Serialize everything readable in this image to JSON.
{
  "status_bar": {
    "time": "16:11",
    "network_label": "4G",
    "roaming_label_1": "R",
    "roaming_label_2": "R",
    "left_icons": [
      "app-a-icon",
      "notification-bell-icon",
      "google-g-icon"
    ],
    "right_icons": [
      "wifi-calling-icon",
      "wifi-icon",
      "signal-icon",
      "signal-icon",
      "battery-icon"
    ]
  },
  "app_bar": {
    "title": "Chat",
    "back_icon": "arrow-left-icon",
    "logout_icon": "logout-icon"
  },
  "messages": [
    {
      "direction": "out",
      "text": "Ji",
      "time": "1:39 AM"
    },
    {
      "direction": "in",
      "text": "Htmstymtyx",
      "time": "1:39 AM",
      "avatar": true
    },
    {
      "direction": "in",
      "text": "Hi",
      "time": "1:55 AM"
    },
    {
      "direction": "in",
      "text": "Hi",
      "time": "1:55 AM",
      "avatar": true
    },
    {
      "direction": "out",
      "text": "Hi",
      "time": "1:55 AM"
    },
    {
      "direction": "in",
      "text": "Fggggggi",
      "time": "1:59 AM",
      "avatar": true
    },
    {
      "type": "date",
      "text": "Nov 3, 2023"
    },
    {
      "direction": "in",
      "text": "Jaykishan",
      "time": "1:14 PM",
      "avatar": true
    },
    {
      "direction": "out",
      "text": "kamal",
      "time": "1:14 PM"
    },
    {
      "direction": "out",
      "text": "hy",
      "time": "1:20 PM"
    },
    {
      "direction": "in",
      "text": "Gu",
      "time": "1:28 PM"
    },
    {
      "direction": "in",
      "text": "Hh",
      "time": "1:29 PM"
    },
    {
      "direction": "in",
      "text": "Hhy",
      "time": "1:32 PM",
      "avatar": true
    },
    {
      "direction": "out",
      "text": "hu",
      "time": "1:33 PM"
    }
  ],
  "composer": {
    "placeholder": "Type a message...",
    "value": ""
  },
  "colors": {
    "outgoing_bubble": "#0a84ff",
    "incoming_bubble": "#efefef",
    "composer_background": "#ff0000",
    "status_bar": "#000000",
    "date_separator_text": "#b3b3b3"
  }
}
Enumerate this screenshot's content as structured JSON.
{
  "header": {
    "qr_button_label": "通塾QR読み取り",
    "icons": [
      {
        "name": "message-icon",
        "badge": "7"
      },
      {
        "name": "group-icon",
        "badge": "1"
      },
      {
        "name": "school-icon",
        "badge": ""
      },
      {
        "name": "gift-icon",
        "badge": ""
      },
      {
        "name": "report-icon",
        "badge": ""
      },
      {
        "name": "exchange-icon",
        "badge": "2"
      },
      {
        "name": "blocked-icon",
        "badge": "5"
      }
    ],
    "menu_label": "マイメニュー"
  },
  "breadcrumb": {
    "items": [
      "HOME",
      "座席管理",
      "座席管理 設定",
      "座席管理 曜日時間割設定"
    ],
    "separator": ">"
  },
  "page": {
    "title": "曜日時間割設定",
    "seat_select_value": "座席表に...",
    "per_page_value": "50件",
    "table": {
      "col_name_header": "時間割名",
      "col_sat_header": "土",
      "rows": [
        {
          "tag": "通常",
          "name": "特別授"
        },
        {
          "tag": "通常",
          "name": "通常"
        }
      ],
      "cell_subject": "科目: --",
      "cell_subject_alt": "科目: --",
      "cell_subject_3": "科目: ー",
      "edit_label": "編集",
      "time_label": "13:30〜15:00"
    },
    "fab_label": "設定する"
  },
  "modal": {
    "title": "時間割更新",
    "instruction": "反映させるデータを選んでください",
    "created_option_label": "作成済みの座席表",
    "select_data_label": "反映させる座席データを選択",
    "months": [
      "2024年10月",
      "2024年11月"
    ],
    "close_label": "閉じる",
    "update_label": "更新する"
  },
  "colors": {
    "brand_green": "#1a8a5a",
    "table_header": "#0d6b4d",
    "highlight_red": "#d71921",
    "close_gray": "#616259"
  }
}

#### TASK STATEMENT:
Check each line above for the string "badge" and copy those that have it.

#### RESPONSE:
        "badge": "7"
        "badge": "1"
        "badge": ""
        "badge": ""
        "badge": ""
        "badge": "2"
        "badge": "5"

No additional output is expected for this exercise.